(The task):
Among these records, which lines include "icon"? Copy them out.

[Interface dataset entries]
_ _ _ _

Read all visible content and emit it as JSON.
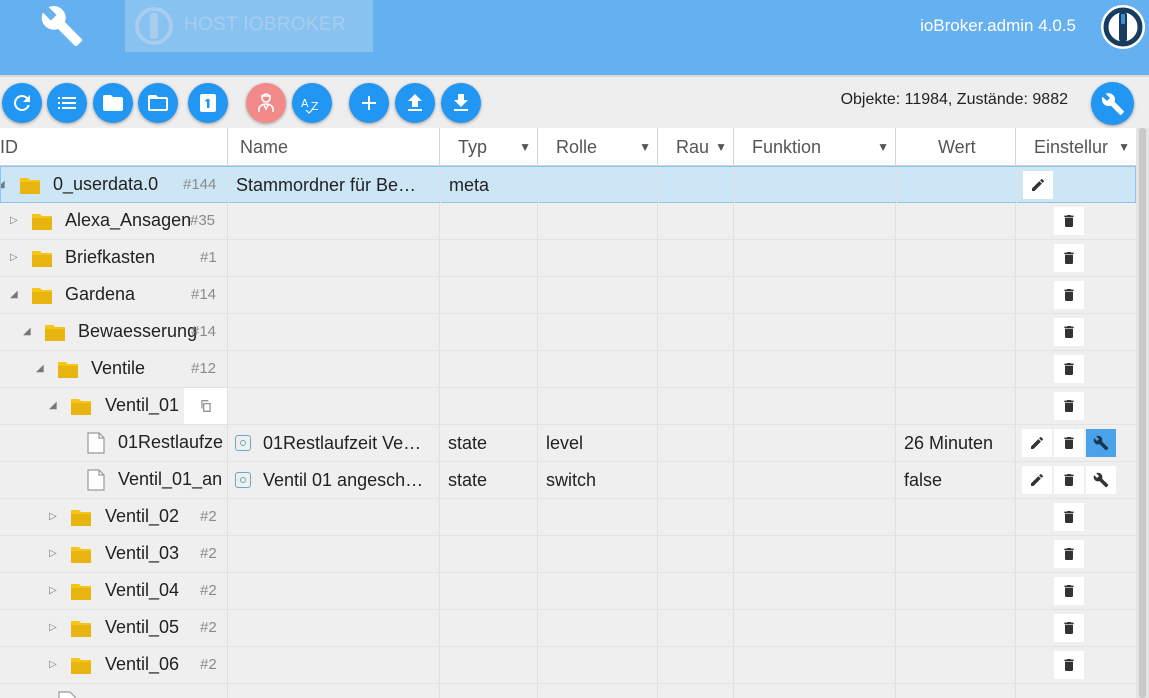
{
  "header": {
    "host_label": "HOST IOBROKER",
    "version": "ioBroker.admin 4.0.5"
  },
  "toolbar": {
    "buttons": [
      "refresh-icon",
      "list-icon",
      "folder-icon",
      "folder-open-icon",
      "one-icon",
      "expert-mode-icon",
      "sort-az-icon",
      "add-icon",
      "upload-icon",
      "download-icon"
    ],
    "counts": "Objekte: 11984, Zustände: 9882"
  },
  "table": {
    "columns": {
      "id": "ID",
      "name": "Name",
      "typ": "Typ",
      "rolle": "Rolle",
      "raum": "Rau",
      "funktion": "Funktion",
      "wert": "Wert",
      "einstellungen": "Einstellur"
    },
    "rows": [
      {
        "id": "0_userdata.0",
        "count": "#144",
        "name": "Stammordner für Be…",
        "typ": "meta",
        "rolle": "",
        "wert": ""
      },
      {
        "id": "Alexa_Ansagen",
        "count": "#35",
        "name": "",
        "typ": "",
        "rolle": "",
        "wert": ""
      },
      {
        "id": "Briefkasten",
        "count": "#1",
        "name": "",
        "typ": "",
        "rolle": "",
        "wert": ""
      },
      {
        "id": "Gardena",
        "count": "#14",
        "name": "",
        "typ": "",
        "rolle": "",
        "wert": ""
      },
      {
        "id": "Bewaesserung",
        "count": "#14",
        "name": "",
        "typ": "",
        "rolle": "",
        "wert": ""
      },
      {
        "id": "Ventile",
        "count": "#12",
        "name": "",
        "typ": "",
        "rolle": "",
        "wert": ""
      },
      {
        "id": "Ventil_01",
        "count": "",
        "name": "",
        "typ": "",
        "rolle": "",
        "wert": ""
      },
      {
        "id": "01Restlaufze",
        "count": "",
        "name": "01Restlaufzeit Ve…",
        "typ": "state",
        "rolle": "level",
        "wert": "26 Minuten"
      },
      {
        "id": "Ventil_01_an",
        "count": "",
        "name": "Ventil 01 angesch…",
        "typ": "state",
        "rolle": "switch",
        "wert": "false"
      },
      {
        "id": "Ventil_02",
        "count": "#2",
        "name": "",
        "typ": "",
        "rolle": "",
        "wert": ""
      },
      {
        "id": "Ventil_03",
        "count": "#2",
        "name": "",
        "typ": "",
        "rolle": "",
        "wert": ""
      },
      {
        "id": "Ventil_04",
        "count": "#2",
        "name": "",
        "typ": "",
        "rolle": "",
        "wert": ""
      },
      {
        "id": "Ventil_05",
        "count": "#2",
        "name": "",
        "typ": "",
        "rolle": "",
        "wert": ""
      },
      {
        "id": "Ventil_06",
        "count": "#2",
        "name": "",
        "typ": "",
        "rolle": "",
        "wert": ""
      }
    ]
  },
  "colors": {
    "appbar": "#64b0f0",
    "primary": "#2196f3",
    "expert": "#f38a8a",
    "selected_row": "#cde6f6"
  }
}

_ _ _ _

(Reply):
      "refresh-icon",
      "list-icon",
      "folder-icon",
      "folder-open-icon",
      "one-icon",
      "expert-mode-icon",
      "sort-az-icon",
      "add-icon",
      "upload-icon",
      "download-icon"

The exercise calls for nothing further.